Insight #8. Do not be reclusive about your failures
A good web studio has roughly 5% of clients, with whom it just didn’t work out. If you think that you’ve pleased absolutely everyone, you might want to take off the pink glasses. Out of 350 projects, we had 10–15 that we were unable to complete due to a variety of reasons.
Such downturns are not something you should hide. They are essential for learning what you can and cannot do, and which clients are and are not comfortable for you to deal with. During my initial meeting with clients, I do not only talk about my successes but mention the failures, too. For a client, it’s much easier to work with a company which acknowledges that something might not work out and guarantees the down payment refund, than the company who plays the unerring and then fails to complete the task.
So do not be afraid to expose your failures. To your client, it would mean that you are not allowing to repeat them in their project.
Insight #9. Learn to stay ahead of the trends
10 years ago, Flash was a big thing, and we were among the first studios to embrace this technology and utilize it in our works. 5 years ago, HTML5 began to take over, and we knew when to switch to it, too.
When you are exploring something new and learn how to use it before everyone else does, it gives your team the competitive advantage, and your client — a website that stays up-to-date for longer.
For example, in 2010 we started to force the implementation of the toast menu in every project we could. For the clients, it was an outrage — no one was willing to settle for such a confusing design element. However, in a couple of years, the toast menu had become the UX axiom, and the clients who trusted our judgement back then found out that their websites continued to look modern even 6 years later.
So if you want your studio to have a persistent market leverage, do not be shy to push for solutions that are likely to become the next big thing. The ‘web of the future’ designs may look a little strange to your clients now but will benefit them tremendously during the next few years.

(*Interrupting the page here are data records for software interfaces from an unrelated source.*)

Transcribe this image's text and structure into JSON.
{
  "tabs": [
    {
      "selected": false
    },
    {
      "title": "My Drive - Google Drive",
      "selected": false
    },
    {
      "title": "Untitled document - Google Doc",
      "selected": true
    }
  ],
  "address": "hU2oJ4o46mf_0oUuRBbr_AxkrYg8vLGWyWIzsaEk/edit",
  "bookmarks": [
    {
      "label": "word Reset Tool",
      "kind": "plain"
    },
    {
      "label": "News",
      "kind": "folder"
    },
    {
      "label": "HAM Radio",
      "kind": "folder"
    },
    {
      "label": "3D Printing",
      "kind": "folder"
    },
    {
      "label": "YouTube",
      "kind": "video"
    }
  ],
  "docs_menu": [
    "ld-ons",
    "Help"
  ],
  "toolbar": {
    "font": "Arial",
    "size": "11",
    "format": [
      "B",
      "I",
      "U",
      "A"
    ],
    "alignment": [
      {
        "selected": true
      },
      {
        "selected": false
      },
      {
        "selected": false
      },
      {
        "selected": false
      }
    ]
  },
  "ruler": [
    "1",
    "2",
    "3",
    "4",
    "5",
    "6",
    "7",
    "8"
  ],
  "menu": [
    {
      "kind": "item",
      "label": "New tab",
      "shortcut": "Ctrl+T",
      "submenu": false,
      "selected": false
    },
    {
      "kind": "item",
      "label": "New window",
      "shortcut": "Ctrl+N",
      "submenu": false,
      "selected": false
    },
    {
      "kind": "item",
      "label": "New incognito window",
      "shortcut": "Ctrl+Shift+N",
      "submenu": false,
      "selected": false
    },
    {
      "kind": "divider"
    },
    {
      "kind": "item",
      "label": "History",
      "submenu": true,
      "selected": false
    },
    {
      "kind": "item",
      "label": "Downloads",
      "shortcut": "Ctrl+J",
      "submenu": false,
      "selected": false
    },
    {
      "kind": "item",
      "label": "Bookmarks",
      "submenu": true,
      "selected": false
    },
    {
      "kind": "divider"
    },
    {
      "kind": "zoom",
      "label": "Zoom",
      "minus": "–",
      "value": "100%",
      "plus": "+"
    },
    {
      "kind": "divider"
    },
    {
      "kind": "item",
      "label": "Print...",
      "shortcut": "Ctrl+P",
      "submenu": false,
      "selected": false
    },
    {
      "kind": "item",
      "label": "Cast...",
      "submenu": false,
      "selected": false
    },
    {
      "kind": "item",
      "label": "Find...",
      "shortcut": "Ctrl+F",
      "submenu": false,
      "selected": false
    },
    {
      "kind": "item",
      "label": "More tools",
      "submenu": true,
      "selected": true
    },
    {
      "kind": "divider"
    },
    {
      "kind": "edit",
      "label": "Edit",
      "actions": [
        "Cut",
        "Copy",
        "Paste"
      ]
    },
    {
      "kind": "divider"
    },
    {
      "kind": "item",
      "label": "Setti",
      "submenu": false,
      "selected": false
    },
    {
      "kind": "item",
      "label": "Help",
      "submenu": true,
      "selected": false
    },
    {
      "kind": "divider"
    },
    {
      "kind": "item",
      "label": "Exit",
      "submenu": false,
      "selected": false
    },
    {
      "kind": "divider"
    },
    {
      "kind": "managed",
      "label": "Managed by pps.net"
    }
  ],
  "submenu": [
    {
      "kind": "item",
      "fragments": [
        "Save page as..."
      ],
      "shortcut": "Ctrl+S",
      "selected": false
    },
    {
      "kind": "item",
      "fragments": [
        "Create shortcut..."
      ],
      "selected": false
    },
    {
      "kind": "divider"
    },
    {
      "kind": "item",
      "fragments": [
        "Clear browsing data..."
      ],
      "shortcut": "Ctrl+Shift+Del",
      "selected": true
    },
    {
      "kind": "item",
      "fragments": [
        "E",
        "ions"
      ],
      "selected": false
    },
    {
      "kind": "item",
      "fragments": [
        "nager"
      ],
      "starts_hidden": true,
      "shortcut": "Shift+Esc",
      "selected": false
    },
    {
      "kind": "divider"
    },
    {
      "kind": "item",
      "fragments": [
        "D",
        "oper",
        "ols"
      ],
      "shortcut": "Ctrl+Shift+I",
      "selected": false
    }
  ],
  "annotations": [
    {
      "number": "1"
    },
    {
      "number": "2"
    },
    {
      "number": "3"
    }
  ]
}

Insight #10. Do not be afraid to expand
Obviously, managing a team of 10 is a lot easier than the team of 50. But the synergetic expertise effect of 50 people will let you cope with projects, which 10 would never be capable of doing.
Some studios reach the number of 10 employees and then just stop growing. While it may be comfortable to function as a nice little family business, that way you will be limited in both volume and quality of your projects.
If you are ambitious to create the world-class websites, and (or) gradually become a developer of your own products, be ready to deal with challenges of the growing staff. This step is painful, it will require forging a corporate superstructure rather than managing everyone manually, and often results in temporary cash flow shortage.
However, having learned how to scale once, all future thresholds will become much easier. Growing from 50 to 150, and from that to 500+ will turn into a familiar drill, and will open horizons (and profits) that the team of 10 could never have dreamt of.
I hope my tips for web development will help you to avoid some underwater rocks. Feel free to comment and share your own experience!